Aim of the task => Lines with the word "true" in them are the ones to copy from the records.

Extracted material =>
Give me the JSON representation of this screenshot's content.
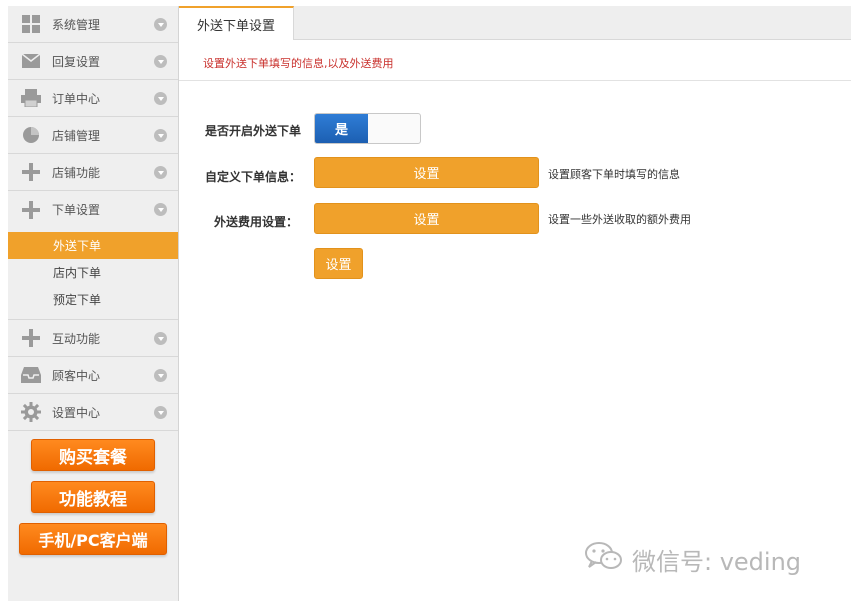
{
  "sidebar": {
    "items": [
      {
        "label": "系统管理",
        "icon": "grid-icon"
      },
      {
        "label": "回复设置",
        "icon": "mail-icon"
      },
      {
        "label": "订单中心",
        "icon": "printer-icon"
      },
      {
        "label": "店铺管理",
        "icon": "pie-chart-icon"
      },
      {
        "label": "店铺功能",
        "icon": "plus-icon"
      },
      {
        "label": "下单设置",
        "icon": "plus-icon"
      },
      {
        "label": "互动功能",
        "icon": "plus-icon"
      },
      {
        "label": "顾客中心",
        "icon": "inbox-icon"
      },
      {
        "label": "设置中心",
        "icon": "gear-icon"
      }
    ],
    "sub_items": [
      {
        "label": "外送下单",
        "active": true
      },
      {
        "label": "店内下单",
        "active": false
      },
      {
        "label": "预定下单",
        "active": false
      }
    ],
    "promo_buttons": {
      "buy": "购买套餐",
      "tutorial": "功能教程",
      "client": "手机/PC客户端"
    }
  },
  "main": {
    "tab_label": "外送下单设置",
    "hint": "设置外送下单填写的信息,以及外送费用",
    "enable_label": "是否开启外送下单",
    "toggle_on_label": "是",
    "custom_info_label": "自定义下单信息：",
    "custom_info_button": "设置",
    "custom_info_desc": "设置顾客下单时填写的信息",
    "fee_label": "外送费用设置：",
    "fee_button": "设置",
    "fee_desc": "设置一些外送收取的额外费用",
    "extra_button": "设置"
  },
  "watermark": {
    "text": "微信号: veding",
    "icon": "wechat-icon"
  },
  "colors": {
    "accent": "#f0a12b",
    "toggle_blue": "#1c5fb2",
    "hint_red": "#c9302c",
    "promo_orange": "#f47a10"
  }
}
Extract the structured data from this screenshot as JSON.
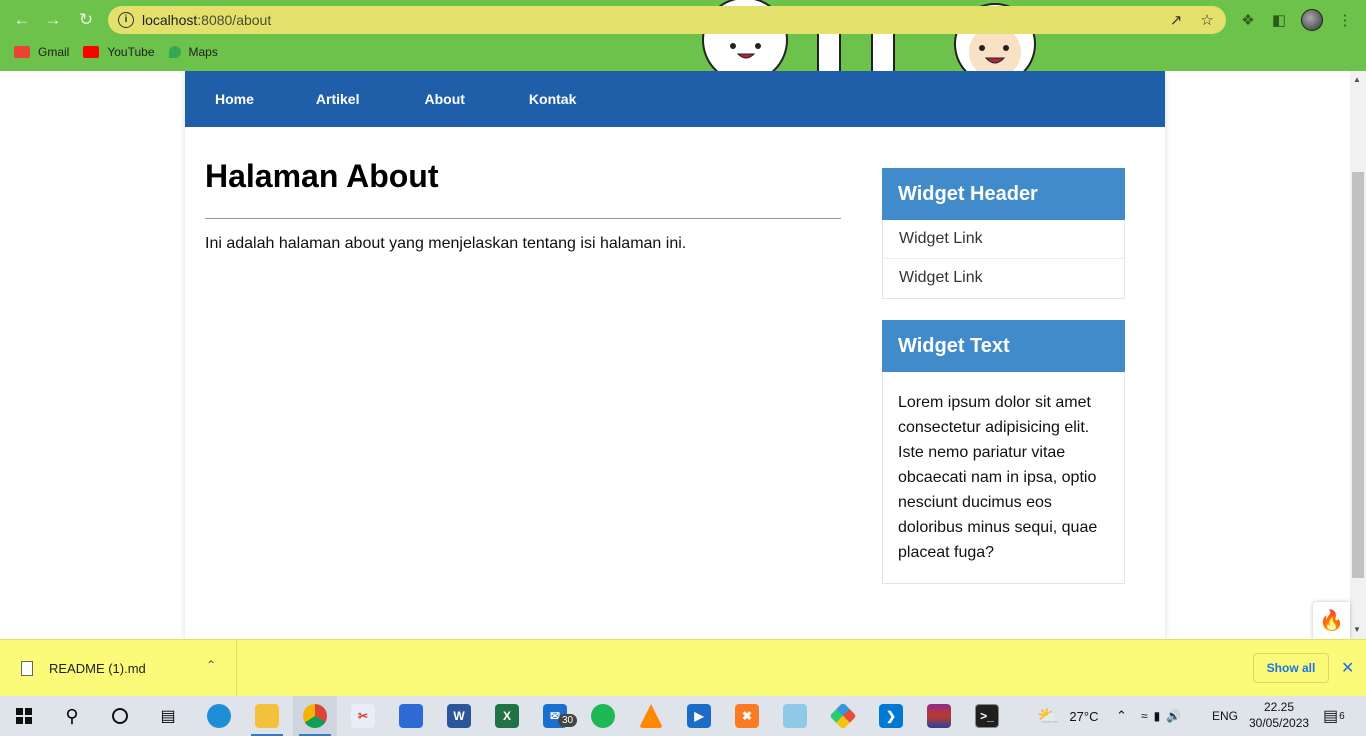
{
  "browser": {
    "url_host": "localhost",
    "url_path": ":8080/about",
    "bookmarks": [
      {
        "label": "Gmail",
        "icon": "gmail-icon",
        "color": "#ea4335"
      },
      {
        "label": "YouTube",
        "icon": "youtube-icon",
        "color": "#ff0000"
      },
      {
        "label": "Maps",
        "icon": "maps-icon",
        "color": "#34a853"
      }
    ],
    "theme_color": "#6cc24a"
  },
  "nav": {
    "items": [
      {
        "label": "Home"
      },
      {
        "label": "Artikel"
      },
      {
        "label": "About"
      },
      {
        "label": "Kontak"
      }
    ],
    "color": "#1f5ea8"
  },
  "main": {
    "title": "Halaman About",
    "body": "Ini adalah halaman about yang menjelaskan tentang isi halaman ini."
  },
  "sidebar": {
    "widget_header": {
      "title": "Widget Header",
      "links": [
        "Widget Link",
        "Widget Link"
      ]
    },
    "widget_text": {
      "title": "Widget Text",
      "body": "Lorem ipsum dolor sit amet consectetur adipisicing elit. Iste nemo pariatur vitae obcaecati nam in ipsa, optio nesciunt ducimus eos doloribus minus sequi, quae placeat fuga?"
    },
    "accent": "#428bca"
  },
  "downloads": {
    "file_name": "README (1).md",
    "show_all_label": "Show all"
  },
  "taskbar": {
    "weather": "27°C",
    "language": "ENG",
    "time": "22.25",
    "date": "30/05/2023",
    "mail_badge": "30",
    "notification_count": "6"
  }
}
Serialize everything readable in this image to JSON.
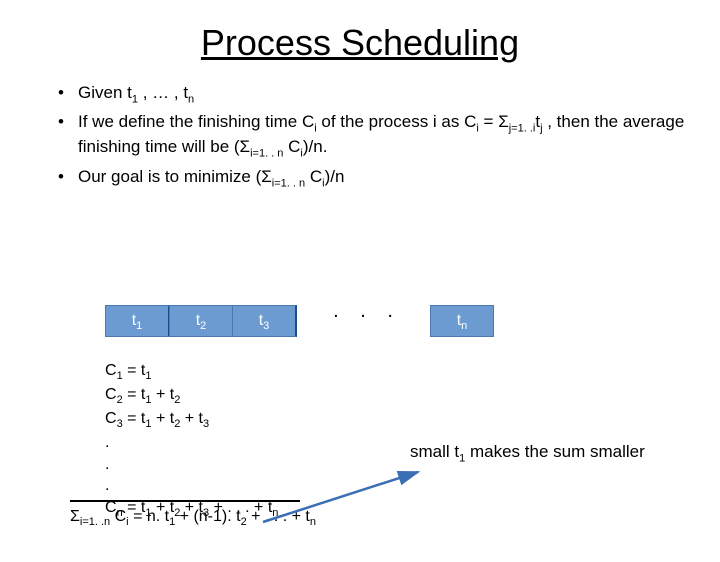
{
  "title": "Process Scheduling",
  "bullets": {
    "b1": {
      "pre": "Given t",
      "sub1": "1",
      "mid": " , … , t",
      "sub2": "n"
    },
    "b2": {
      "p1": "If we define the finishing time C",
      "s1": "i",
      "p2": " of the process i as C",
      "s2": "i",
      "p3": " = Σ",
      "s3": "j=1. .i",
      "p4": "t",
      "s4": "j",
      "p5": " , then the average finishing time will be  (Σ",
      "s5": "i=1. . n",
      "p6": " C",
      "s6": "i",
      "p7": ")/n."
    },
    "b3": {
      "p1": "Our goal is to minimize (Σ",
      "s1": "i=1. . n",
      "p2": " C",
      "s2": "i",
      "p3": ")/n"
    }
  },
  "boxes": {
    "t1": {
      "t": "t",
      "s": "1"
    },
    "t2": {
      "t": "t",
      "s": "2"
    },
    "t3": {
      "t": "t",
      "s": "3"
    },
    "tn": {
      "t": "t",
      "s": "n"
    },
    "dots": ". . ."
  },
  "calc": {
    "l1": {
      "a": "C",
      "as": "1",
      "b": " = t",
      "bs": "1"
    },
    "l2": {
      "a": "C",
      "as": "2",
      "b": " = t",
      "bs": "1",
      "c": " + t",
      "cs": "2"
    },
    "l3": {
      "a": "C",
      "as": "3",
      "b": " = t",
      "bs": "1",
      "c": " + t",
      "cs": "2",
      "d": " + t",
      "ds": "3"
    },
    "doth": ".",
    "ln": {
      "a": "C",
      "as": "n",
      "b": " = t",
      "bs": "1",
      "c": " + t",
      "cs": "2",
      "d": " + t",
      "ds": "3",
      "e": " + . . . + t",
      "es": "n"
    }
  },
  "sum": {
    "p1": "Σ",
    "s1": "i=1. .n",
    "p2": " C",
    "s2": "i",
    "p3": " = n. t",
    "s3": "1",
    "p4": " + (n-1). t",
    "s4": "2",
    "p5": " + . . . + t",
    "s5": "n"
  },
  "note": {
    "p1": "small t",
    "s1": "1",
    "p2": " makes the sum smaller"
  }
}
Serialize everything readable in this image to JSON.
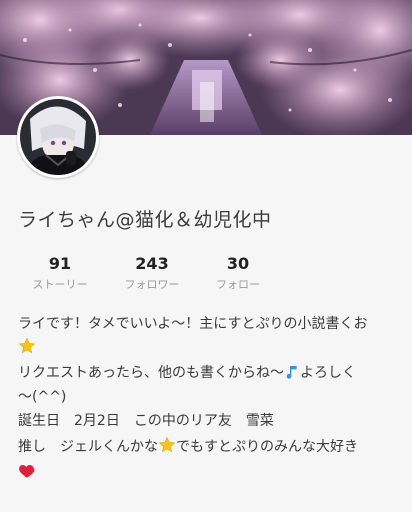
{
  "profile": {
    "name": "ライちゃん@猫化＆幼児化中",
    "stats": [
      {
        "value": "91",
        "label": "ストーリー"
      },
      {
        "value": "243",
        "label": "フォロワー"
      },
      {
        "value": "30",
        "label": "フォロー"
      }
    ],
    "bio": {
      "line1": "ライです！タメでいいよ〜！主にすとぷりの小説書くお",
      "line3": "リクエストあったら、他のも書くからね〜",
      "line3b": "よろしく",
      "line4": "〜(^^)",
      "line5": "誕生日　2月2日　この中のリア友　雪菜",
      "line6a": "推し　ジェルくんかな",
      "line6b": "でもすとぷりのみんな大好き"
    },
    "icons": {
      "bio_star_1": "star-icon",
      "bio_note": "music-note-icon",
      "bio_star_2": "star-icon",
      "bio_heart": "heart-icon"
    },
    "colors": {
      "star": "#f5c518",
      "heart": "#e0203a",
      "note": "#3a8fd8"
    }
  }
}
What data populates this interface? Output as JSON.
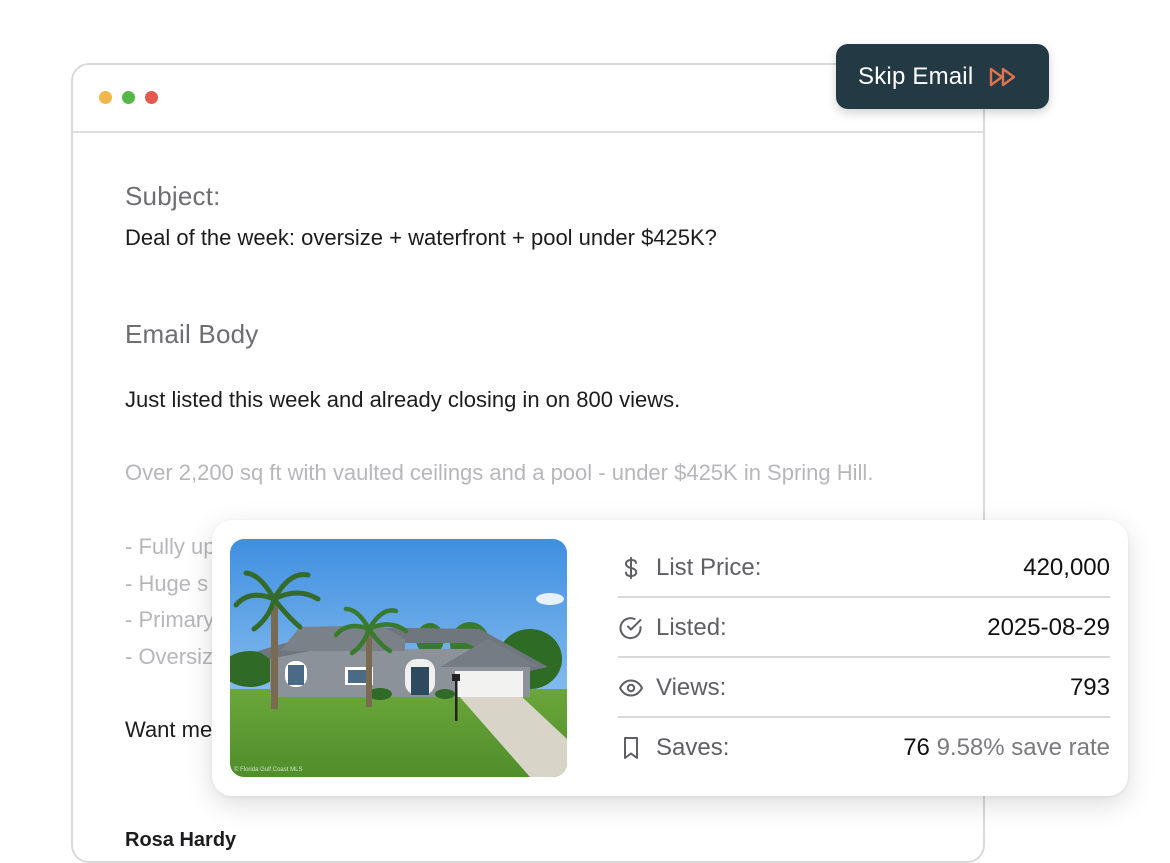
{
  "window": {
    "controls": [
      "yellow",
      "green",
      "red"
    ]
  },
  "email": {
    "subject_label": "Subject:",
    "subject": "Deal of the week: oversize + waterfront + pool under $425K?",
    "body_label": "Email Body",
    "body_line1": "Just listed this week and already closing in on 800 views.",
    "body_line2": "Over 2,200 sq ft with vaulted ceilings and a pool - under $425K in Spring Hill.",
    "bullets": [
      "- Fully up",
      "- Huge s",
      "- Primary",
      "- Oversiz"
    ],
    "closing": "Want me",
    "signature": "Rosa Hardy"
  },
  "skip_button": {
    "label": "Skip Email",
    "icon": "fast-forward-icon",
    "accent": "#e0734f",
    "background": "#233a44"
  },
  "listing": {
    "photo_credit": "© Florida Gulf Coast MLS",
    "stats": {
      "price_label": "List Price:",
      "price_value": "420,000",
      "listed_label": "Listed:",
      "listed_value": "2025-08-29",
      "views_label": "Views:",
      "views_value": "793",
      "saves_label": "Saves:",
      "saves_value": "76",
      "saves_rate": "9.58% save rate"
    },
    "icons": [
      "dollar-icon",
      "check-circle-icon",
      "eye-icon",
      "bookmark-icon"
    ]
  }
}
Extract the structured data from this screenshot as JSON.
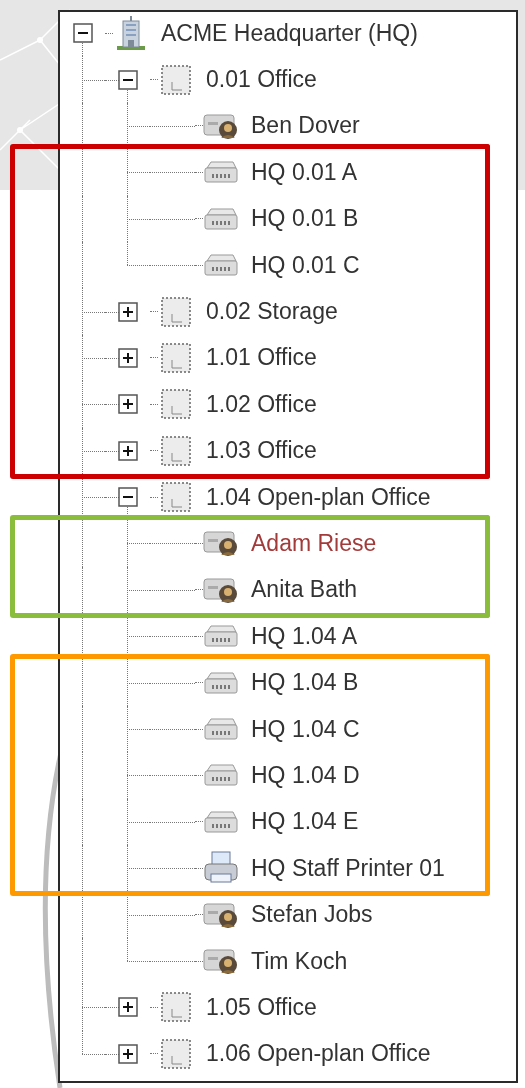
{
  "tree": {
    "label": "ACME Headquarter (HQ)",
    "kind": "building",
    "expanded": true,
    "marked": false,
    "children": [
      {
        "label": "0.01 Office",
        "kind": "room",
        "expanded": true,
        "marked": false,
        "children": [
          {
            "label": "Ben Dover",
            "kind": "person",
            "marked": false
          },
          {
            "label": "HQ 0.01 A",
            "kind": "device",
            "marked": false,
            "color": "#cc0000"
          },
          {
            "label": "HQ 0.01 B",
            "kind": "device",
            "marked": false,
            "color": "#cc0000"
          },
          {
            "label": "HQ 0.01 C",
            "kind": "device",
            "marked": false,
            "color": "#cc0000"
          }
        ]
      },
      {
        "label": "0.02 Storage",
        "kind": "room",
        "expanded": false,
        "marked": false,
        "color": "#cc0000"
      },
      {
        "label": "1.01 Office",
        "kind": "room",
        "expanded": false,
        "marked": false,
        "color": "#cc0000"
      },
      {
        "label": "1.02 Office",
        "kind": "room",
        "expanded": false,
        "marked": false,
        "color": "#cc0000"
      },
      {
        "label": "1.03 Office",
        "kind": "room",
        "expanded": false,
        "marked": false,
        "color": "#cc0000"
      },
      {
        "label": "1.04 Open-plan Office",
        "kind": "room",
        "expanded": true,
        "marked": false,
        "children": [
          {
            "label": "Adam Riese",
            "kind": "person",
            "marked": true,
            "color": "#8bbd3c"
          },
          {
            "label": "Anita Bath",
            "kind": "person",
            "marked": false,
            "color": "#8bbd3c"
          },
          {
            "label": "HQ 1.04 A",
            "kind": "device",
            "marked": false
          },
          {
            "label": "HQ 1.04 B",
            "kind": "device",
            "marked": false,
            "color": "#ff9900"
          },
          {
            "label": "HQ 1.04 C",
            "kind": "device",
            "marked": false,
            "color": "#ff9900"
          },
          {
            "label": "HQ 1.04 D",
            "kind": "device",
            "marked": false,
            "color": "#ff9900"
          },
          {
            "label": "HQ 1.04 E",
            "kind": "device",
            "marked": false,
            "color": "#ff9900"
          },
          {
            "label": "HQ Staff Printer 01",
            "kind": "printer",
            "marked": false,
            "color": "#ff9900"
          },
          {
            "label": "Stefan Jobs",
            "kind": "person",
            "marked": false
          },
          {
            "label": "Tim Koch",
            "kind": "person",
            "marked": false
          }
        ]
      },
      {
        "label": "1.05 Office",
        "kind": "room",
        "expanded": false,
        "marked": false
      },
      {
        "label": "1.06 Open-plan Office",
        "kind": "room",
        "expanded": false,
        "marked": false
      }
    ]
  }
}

Your response =>
        "active": true
    "expanded": true,
        "expanded": true,
        "expanded": true,
            "marked": true,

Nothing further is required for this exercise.